Keeping mobile phones on and devices connected to broadcasts and the Internet around the clock resulted in $80 billion in wasted electricity in 2013, according to the International Energy Agency, FuelFix reports.
ATHENS, Greece (AP) — Greek authorities warned Wednesday of possible power cuts at the heart of the summer tourist season as electric utility workers head for protracted strikes against government plans to break off and sell part of the country's dominant power producer.
Public Power Corporation unions have vowed to launch rolling 48-hour walkouts Thursday. They argue that electricity supply is a vital commodity that should stay under state control.
The conservative-led government insists it will carry out the sale — which was demanded by the recession-plagued country's international creditors. It is threatening to force strikers back to work with a mobilization order.
The Puerto Rico Electric Power Authority, or Prepa, may have trouble this summer paying back $146 million it owes Citibank, but it has more of an option to restructure its debt now that Gov. Alejandro Garcia Padilla has signed a measure into law that will allow it, The New York Times reports.
Driven by Rhode Island rules requiring it to sign contracts for at least 90 megawatts of renewable energy by the end of the year, National Grid is seeking bid submissions of proposals for 10-15 year deals by Aug. 5, Platts reports.
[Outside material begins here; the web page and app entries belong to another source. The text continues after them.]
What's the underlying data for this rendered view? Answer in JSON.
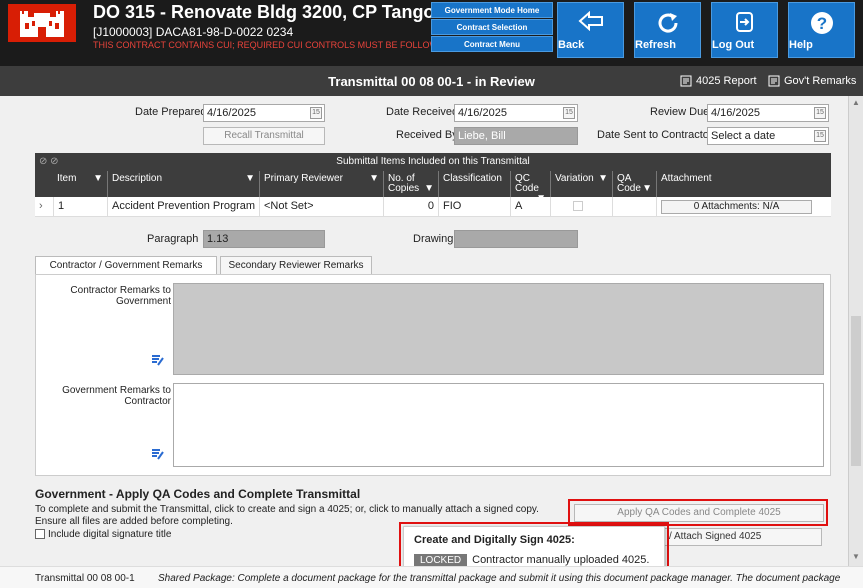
{
  "header": {
    "title": "DO 315 - Renovate Bldg 3200, CP Tango",
    "subtitle": "[J1000003] DACA81-98-D-0022  0234",
    "cui_notice": "THIS CONTRACT CONTAINS CUI; REQUIRED CUI CONTROLS MUST BE FOLLOWED.",
    "nav": [
      "Government Mode Home",
      "Contract Selection",
      "Contract Menu"
    ],
    "buttons": {
      "back": "Back",
      "refresh": "Refresh",
      "logout": "Log Out",
      "help": "Help"
    },
    "brand_color": "#d81e05",
    "button_color": "#1874c8"
  },
  "titlebar": {
    "title": "Transmittal 00 08 00-1 - in Review",
    "report_link": "4025 Report",
    "remarks_link": "Gov't Remarks"
  },
  "form": {
    "date_prepared_label": "Date Prepared",
    "date_prepared": "4/16/2025",
    "date_received_label": "Date Received",
    "date_received": "4/16/2025",
    "review_due_label": "Review Due",
    "review_due": "4/16/2025",
    "recall_button": "Recall Transmittal",
    "received_by_label": "Received By",
    "received_by": "Liebe, Bill",
    "date_sent_label": "Date Sent to Contractor",
    "date_sent_placeholder": "Select a date",
    "calendar_glyph": "15"
  },
  "grid": {
    "title": "Submittal Items Included on this Transmittal",
    "columns": [
      "Item",
      "Description",
      "Primary Reviewer",
      "No. of Copies",
      "Classification",
      "QC Code",
      "Variation",
      "QA Code",
      "Attachment"
    ],
    "row": {
      "item": "1",
      "description": "Accident Prevention Program",
      "reviewer": "<Not Set>",
      "copies": "0",
      "classification": "FIO",
      "qc_code": "A",
      "qa_code": "",
      "attachment": "0 Attachments: N/A"
    }
  },
  "paragraph_label": "Paragraph",
  "paragraph_value": "1.13",
  "drawing_label": "Drawing",
  "tabs": [
    "Contractor / Government Remarks",
    "Secondary Reviewer Remarks"
  ],
  "remarks": {
    "contractor_label": "Contractor Remarks to Government",
    "government_label": "Government Remarks to Contractor"
  },
  "qa_section": {
    "title": "Government - Apply QA Codes and Complete Transmittal",
    "instructions_1": "To complete and submit the Transmittal, click to create and sign a 4025; or, click to manually attach a signed copy.",
    "instructions_2": "Ensure all files are added before completing.",
    "checkbox_label": "Include digital signature title",
    "apply_button": "Apply QA Codes and Complete 4025",
    "attach_button": "/ Attach Signed 4025"
  },
  "popup": {
    "title": "Create and Digitally Sign 4025:",
    "badge": "LOCKED",
    "message": "Contractor manually uploaded 4025."
  },
  "footer": {
    "left": "Transmittal 00 08 00-1",
    "text": "Shared Package: Complete a document package for the transmittal package and submit it using this document package manager. The document package"
  }
}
$7.7 trillion will be spent globally on new power plants between now and 2030, according to an analysis by Bloomberg New Energy Finance, which adds that two-thirds of the investment could go to renewable energy, Bloomberg reports.
A proposed $1.9 billion loan that would lock in a restructuring plan for the bankrupt Energy Future Holdings is the target of unhappy creditors arguing against the proposal in a Delaware court Monday, Bloomberg reports.
Even as North Carolina and the giant Duke Energy appear to be moving toward the right, the company’s former chief Jim Rogers is urging backing for the fight against climate change, and warning that the utility needs to embrace changing technology, E&E reports.
Trying to avoid having to spend $1 billion on a new substation, Consolidated Edison is hoping to be able to persuade customers in Brooklyn and Queens to cut back on their electricity usage, Bloomberg reports.
The power substation in San Jose where a sniper attack last year raised concern about the security of the country’s grid has been breached again, according to Pacific Gas and Electric, which said thieves cut through a fence and stole some equipment, The New York Times reports.
A corn ethanol plant at the Port of Indiana-Mount Vernon, which Valero Energy Corp. bought in March, has restarted, FuelFix reports. It is expected to boost the company’s output to 1.3 billion gallons a year, making Valero the country’s third-largest ethanol producer.
Oil looks set to finish out the week higher in the wake of another positive piece of data on the U.S. economy, news of an unexpected rise in consumer confidence. West Texas Intermediate crude for October delivery was up 66 cents to $95.21 a barrel on the Nymex, while in London Brent crude settled 35 cents higher to $102.81, Bloomberg reports.
Fighting in Tripoli may have been escalating, but in the east of Libya, the key oil port of Es Sider is once again getting a flow of crude from oilfields after exports there resumed last week following a one-year hiatus, an official told The Wall Street Journal.
Sen. Mary Landrieu, D-La., listed her parents’ home in New Orleans as her address in filing last week to qualify for the ballot in Louisiana, prompting some critics to question her residency status, The Washington Post reports.
Clean Air Act violations for the release of phosgene, methyl chloride and oleum at a West Virginia facility between 2006 and 2010 will cost DuPont $1.3 million in fines, the Environmental Protection Agency and the Justice Department said in announcing a settlement, The Hill reports.
A project to build a big $25 billion water tunnel system in Northern California poses water quality problems to the Sacramento-San Joaquin River Delta and a possible threat to smelt and salmon, the Environmental Protection Agency said in a letter accompanying comments posted online, the Los Angeles Times reports.